> [YOUR INSTRUCTIONS]
Wherever a line of the records contains "title", copy that line.

> [RECORDS SHOWN]
---

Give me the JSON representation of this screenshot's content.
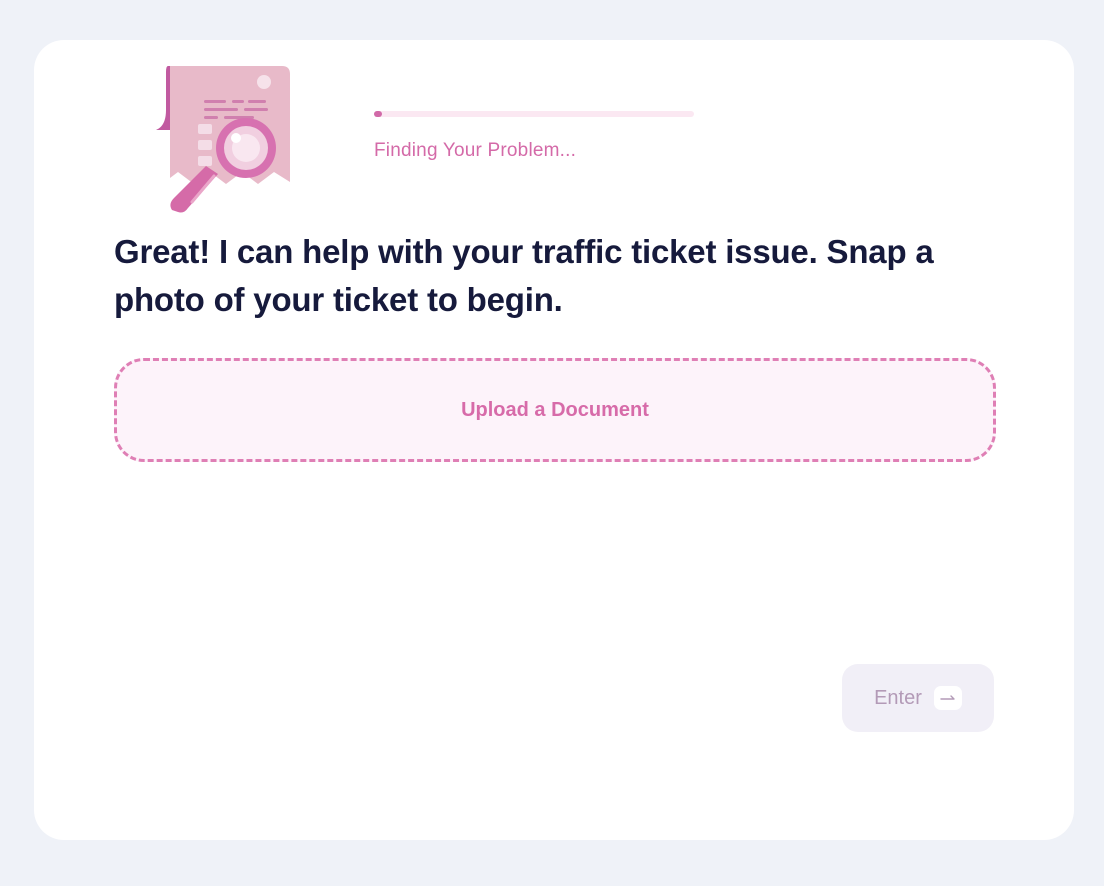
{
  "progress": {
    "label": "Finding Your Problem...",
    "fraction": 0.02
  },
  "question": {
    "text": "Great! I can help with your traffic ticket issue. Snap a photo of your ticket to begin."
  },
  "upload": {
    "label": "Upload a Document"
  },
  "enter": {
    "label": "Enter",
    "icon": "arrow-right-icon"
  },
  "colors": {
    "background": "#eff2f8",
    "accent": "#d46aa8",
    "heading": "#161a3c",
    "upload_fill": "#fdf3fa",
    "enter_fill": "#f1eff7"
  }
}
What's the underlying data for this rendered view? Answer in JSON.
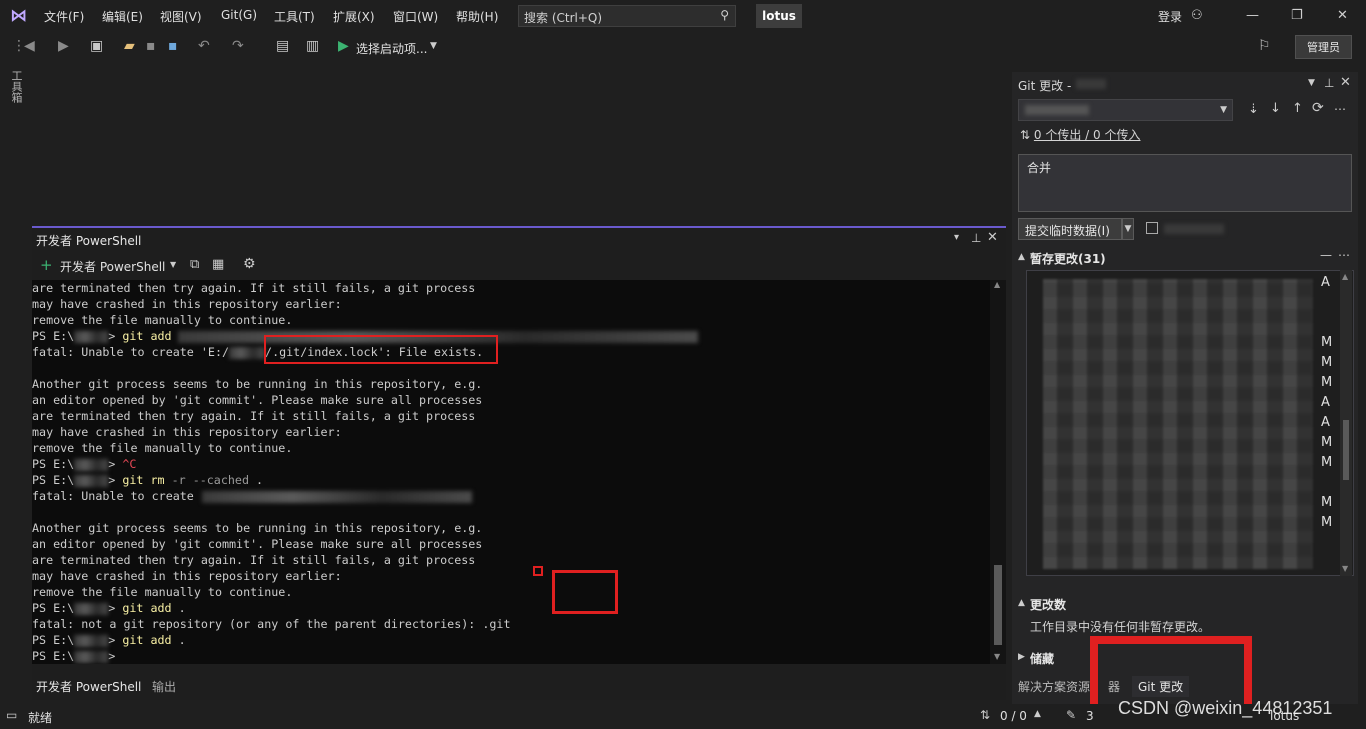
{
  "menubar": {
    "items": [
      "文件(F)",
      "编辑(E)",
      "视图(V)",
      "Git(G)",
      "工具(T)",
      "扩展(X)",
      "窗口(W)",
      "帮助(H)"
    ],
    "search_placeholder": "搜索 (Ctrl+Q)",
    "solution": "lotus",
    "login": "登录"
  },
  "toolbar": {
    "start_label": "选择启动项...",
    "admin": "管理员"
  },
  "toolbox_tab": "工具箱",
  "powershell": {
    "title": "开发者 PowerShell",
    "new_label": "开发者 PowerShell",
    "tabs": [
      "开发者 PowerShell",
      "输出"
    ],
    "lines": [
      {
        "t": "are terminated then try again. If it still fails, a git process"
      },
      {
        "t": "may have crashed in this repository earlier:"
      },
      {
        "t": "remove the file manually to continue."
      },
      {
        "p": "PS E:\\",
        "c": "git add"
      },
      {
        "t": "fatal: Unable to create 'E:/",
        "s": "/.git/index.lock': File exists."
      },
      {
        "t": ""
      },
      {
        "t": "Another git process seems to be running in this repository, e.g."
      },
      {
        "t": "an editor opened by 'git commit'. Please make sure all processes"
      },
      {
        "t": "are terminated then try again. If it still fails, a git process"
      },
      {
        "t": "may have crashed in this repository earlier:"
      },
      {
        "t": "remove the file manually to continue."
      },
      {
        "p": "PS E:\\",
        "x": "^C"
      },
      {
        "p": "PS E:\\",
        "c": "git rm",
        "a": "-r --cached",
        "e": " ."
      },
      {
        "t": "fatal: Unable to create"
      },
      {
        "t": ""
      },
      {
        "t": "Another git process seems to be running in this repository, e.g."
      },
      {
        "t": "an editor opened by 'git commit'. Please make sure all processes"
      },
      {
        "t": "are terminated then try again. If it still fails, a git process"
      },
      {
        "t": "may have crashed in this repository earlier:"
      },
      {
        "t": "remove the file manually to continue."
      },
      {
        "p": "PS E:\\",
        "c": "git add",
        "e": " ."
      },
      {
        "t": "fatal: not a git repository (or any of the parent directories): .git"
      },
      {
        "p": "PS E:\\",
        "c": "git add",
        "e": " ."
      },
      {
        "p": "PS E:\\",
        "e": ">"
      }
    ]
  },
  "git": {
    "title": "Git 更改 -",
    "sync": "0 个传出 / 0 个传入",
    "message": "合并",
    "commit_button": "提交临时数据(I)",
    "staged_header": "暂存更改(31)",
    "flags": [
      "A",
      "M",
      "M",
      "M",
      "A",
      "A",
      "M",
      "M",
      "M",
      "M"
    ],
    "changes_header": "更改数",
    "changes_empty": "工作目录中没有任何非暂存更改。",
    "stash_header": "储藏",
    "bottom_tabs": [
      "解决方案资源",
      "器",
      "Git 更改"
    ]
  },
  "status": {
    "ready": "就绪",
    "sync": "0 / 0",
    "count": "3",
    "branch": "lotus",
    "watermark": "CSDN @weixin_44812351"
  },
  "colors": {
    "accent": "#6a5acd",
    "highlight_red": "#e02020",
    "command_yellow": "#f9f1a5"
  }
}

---

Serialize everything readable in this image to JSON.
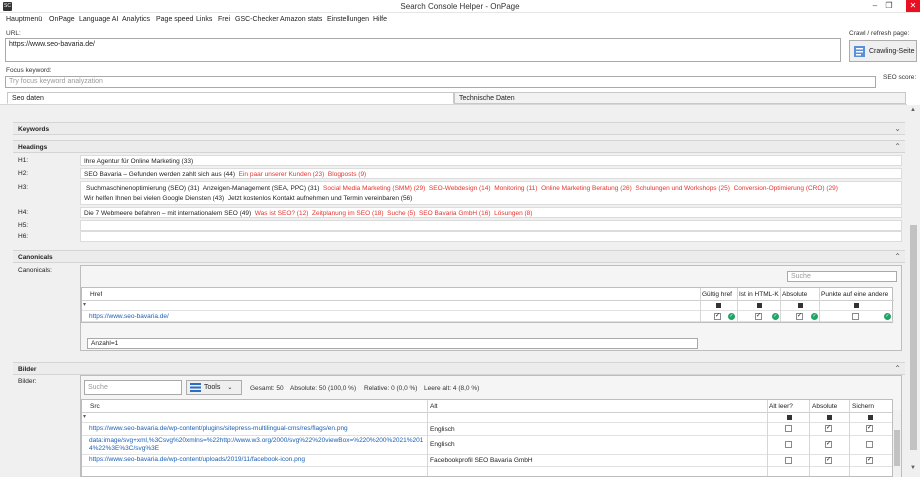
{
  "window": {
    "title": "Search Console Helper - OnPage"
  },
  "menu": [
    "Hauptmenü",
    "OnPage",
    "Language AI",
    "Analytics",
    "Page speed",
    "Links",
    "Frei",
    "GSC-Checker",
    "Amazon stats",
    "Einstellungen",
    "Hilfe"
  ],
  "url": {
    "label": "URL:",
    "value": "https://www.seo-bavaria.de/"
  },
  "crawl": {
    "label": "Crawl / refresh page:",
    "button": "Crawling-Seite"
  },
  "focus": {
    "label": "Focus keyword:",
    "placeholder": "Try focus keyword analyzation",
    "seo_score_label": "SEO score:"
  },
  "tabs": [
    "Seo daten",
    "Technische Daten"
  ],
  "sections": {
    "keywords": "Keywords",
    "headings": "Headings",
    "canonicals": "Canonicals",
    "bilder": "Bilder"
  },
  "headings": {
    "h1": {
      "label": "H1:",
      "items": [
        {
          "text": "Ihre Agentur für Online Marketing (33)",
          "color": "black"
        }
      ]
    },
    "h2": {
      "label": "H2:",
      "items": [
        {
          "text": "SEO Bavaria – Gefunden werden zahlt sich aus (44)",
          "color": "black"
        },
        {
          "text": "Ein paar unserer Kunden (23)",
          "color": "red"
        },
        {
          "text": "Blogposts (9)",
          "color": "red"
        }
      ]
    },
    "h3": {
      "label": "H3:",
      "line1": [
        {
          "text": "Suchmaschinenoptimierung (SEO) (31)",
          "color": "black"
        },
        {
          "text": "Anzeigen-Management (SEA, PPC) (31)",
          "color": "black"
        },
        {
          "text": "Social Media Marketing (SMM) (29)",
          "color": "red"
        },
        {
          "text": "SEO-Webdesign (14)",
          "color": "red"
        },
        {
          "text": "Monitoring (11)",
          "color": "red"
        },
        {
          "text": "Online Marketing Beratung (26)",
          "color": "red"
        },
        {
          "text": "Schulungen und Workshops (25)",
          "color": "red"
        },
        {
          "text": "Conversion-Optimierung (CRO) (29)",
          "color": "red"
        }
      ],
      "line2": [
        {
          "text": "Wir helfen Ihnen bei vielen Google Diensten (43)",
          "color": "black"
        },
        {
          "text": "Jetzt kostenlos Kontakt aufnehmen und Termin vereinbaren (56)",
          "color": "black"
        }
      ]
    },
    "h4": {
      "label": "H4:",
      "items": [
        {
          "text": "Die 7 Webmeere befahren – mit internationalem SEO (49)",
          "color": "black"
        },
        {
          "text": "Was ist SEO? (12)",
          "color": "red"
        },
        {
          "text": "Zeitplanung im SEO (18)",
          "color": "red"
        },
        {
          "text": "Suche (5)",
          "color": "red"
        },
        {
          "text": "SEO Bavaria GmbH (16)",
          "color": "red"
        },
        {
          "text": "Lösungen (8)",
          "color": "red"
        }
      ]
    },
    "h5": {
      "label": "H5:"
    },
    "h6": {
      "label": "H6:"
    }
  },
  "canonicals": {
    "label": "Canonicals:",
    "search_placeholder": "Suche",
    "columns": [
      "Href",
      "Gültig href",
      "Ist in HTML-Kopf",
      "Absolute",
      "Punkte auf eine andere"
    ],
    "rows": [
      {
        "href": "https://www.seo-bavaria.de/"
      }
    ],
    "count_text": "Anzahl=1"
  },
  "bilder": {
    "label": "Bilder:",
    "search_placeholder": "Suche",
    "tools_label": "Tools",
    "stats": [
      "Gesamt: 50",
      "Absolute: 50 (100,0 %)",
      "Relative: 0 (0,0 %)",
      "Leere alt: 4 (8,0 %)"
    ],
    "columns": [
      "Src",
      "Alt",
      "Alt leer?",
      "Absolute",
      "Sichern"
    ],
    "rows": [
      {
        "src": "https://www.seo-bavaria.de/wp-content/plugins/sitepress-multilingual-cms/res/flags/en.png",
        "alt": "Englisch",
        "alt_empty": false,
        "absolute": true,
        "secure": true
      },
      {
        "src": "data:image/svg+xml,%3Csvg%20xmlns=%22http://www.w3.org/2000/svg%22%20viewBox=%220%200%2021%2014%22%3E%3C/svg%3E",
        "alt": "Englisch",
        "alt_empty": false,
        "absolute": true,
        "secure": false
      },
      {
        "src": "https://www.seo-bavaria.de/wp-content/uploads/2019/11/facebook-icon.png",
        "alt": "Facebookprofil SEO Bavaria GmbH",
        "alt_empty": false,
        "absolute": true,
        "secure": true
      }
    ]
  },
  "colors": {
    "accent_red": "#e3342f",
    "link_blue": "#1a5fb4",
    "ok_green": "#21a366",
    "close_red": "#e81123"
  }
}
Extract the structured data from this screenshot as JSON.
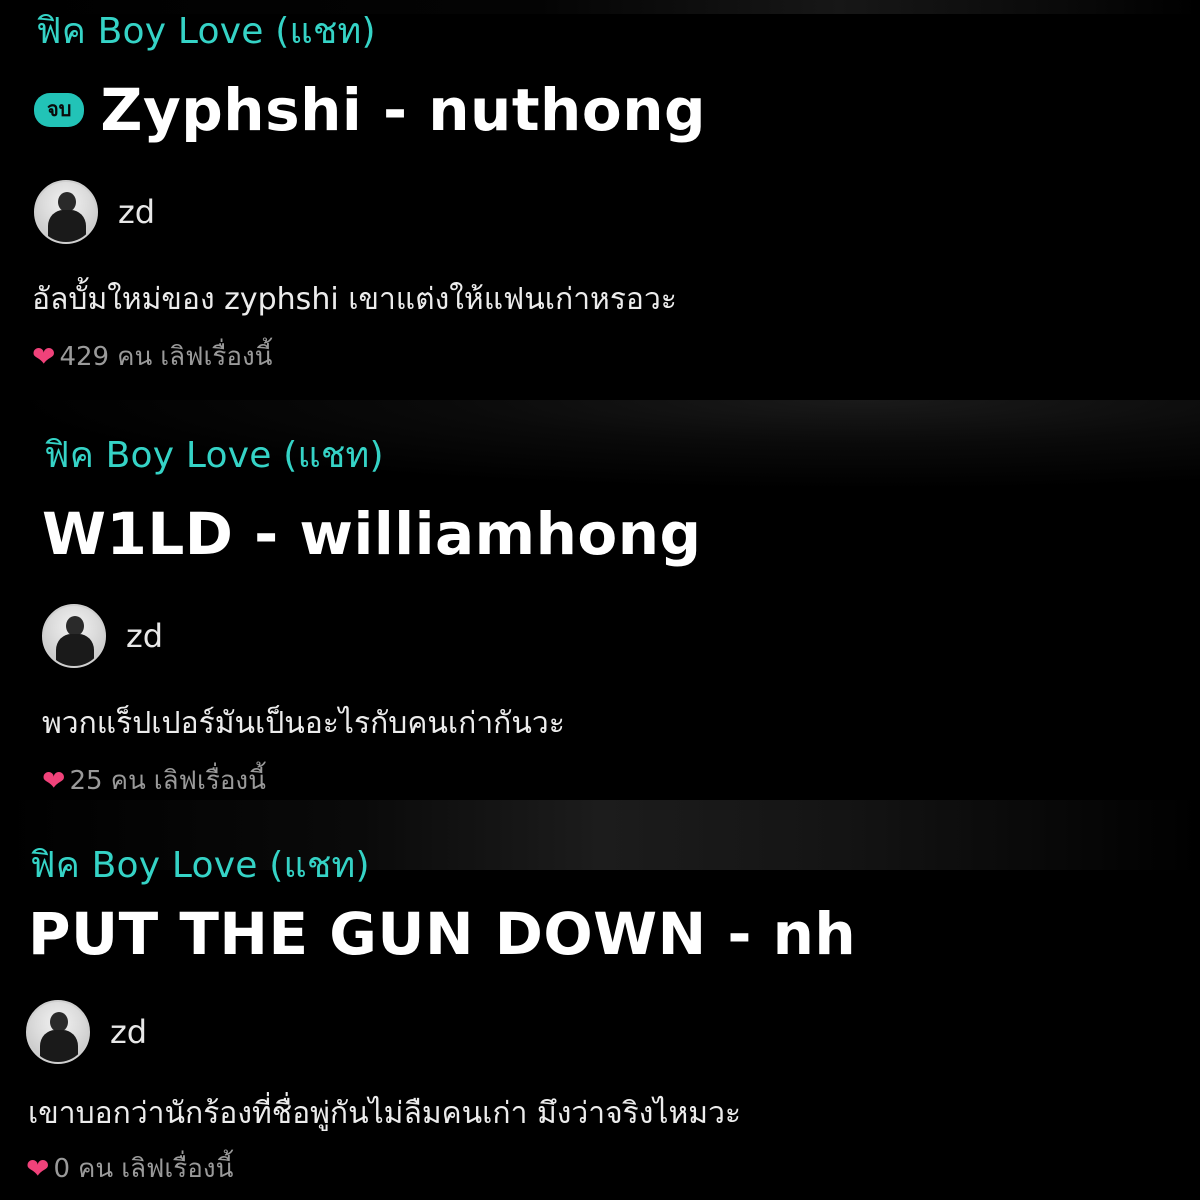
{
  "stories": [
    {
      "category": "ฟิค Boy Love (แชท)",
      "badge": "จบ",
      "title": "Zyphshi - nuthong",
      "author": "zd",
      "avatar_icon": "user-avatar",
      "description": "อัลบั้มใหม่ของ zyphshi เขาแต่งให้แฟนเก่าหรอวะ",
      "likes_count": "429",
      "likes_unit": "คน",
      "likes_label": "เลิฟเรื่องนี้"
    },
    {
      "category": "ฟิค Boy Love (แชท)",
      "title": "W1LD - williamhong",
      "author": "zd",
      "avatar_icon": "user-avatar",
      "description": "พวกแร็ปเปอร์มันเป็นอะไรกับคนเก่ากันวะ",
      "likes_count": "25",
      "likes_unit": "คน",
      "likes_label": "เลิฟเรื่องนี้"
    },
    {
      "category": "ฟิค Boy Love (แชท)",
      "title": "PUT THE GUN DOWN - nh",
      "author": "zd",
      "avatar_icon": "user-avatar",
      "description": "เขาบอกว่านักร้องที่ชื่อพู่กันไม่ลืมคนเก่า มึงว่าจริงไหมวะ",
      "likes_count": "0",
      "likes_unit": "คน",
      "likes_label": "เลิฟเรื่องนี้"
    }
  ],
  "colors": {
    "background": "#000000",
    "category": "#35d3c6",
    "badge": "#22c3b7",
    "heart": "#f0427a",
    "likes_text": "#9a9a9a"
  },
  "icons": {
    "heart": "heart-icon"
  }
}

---

> [RESULT OF THIS TASK]
    "title": "开发者 PowerShell",
    "title": "Git 更改 -",
    "title": "Search Console Helper - OnPage"
      "title": "Zyphshi - nuthong",
      "title": "W1LD - williamhong",
      "title": "PUT THE GUN DOWN - nh",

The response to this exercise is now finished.